The herbal sciences are in their infancy; much is known, yet more we know, the less we seem to know. Scientific investigators is lacking mostly because of funding problems. The herbal companies are tiny compared to pharmaceutical companies and this combined with the fast that herbs can t be patented means that there is little incentive for companies to spend money on herbal medicine research. We still face the situation that traditional information, or empirical information, about herbs and their uses is still our most useful and reliable source of information (Quality Control of Herbal Product, 2001).
Fundamental Differences between herbs and drugs
Subtle and gentle activity
Aims of Herbal Medicine
Treating the cause if known
Raising the vitality of the patient
Use of Herbal Medicine
Supporting hormonal and nervous system balance by improving Sleep patterns,
elimination by treating liver function
upper digestive function
Treating stress, improving adrenal function (with adapt gens or adrenal tonics).
Many of our patients will be prescribed nervous system tonics and/or digestive tonics.
Because in herbal medicine we find that many disease states either create or have Digestive problems as part of their aetiology
Natural products extracts of paramount importance are of as therapeutic relevance of structural and chemical diversity. A resent pharmacopoeia from several countries reveals at least 130 distinct chemical substances from different medicinal plants that have utilized and life saving drugs. This has been achieved through pharmacological and chemical screening of only 6% of the total medicinal plant species. The wealth of flora needs to be unearthed to cure diseases like cancer, AIDS, Asthma, diabetes, etc.

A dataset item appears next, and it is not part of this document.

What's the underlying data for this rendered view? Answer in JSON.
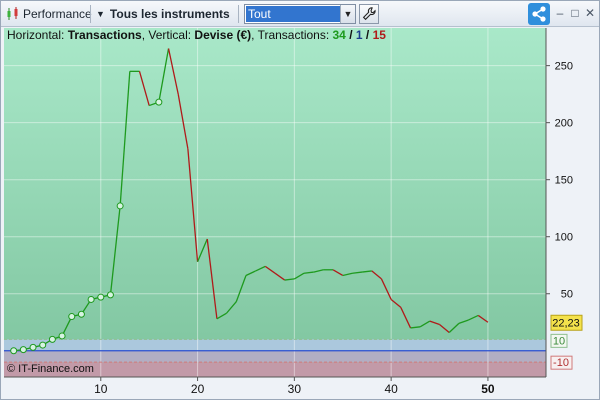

Three basic sources of Information:
The Actions which is based on traditional knowledge
Modern pharmacology based on individual active constituents
Pharmacological & clinical Studies of whole herb extracts
More specifically phytotherapeutics investigations can be categorized as follows:
Individual chemical component
The pharmacological effect of the crude drug
Crude drug combination. Especially found in Chinese, Japanese and Indian Formulations.
In vitro and In vivo methods